The benefits of ditching the office for a remote job The working trend goes by several names, as do the people who take part in it: they’re known as digital nomads, telecommuters, and, perhaps most popularly, remote workers. The concept, however, remains the same across the board: with the huge strides in technology we’ve seen in the last couple decades, there is no longer a need for a physical office building. This leaves employees free to work whenever, however, and from wherever they’d like.
Tips for staying fit & focused while working from home 1. Move it With fewer workplace distractions at hand, the lone remote ranger tends to lock down on tasks. That means that it’s easier to get stuck in your chair. “Deskercize” is a great way to take a break between ultra-focused work sessions. There are no co-workers to get up and speak to, much less a break room to stand around. And sitting down for hours on end is bad for your circulation, digestion, and back. So, stand up! Run in place, or get down for some crunches or push-ups. Working your abs can help prevent back pain.
You don’t have to be in Silicon Valley to have a career in tech The technology industry is becoming more global — both for professionals working in IT and businesses looking to hire tech talent. Recently, Crossover CEO Andy Tryba joined a panel of experts at the Going Global: Secrets of Silicon Valley event in San Francisco to share how Crossover has found success hiring software developers and engineers from all around the globe.
You’ll be in good company as part of Crossover’s global community of tech professionals Here at Crossover, we’re on a mission to create a different kind of workplace by connecting talented tech professionals with remote jobs. Not just by getting rid of cubicles and commutes so all our team members can work from wherever they work best — but by building teams with the right combination of people and tools, then freeing them to do great work. How do we do it?
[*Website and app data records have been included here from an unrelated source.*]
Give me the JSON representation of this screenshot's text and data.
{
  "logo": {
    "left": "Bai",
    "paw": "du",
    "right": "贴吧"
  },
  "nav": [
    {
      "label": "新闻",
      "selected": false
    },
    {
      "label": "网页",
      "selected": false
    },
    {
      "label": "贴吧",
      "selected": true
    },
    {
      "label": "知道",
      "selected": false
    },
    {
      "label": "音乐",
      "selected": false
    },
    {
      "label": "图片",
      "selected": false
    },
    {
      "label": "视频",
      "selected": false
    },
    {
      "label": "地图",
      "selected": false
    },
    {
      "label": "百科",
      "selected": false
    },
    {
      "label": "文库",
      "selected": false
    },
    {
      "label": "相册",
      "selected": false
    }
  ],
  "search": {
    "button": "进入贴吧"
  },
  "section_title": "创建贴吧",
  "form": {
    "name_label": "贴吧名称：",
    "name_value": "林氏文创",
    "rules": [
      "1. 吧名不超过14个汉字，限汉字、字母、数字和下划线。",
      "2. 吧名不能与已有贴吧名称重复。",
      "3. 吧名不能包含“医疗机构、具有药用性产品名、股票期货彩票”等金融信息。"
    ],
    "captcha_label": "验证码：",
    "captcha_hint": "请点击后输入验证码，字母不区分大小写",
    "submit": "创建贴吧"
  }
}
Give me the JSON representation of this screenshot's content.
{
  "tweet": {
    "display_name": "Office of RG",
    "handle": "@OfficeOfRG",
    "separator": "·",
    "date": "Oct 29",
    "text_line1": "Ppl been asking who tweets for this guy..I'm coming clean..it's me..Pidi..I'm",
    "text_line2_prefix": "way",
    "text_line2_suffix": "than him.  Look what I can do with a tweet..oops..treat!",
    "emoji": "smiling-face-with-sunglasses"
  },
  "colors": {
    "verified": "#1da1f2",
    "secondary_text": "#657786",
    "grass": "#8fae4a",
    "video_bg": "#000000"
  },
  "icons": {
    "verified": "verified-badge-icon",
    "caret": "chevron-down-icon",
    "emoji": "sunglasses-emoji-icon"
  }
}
How to make a virtual office work and stay connected with distributed co-workers It’s been said that communication is the “oxygen of a distributed company.” And that’s a good analogy, because remote teams must have good communication strategies to survive and thrive. Just think about all the ways that office-based teams interact with each other: there’s traditional meetings, brainstorming around a whiteboard, popping into someone’s office to ask a quick question, hashing out a tricky problem one-on-one over lunch, catching up in the break room, and many other small ways co-workers bond and interact with each other.
Resumes and interviews aren’t enough to showcase your potential Have you ever been frustrated by the task of squeezing your whole job history and all your career aspirations onto one piece of paper? Then even if your resume makes the cut, you have the challenge of making a good impression on your potential boss in just a few minutes during an interview. Let’s think for a moment about these tools that form the foundation of nearly every hiring process. The resume is thought to be a 500-year-old document invented by Leonardo da Vinci. It hasn’t changed a whole lot since then, plus employers know that details on resumes can be easily be faked (not that you would try anything like that… right?).
Code. Compete. Win. Get Your Remote Job! What are the Crossover Developer Tournaments? Pop-up hiring events coming to cities across Eastern Europe. Compete with the best developers in your city, participating in fun coding challenges for the chance to get a job offer and hiring bonus. All available jobs are remote (work from anywhere) Ruby on Rails Senior Architect and Java Chief Architect roles with Fortune 1000 software companies.
In 1976, Bela and Martha Karolyi made history when their protégé, Nadia Comaneci, became the first-ever Olympic gymnast to score a perfect 10.0 in her routine. But their legacy didn’t end there. After defecting from communist Romania to America, the Karolyis set out to accomplish an even bigger goal: Coach the US gymnasts to win their After returning from the Barcelona Olympics with only a bronze, the Karolyis realized they’d been making a huge mistake. The gymnasts had been training separately with their own coaches, and only came together as a team at the actual Games. That’s when Martha decided to dramatically revamp their strategy. Before the centennial Olympics in Atlanta, she insisted that all seven athletes meet and train at a team camp for two weeks.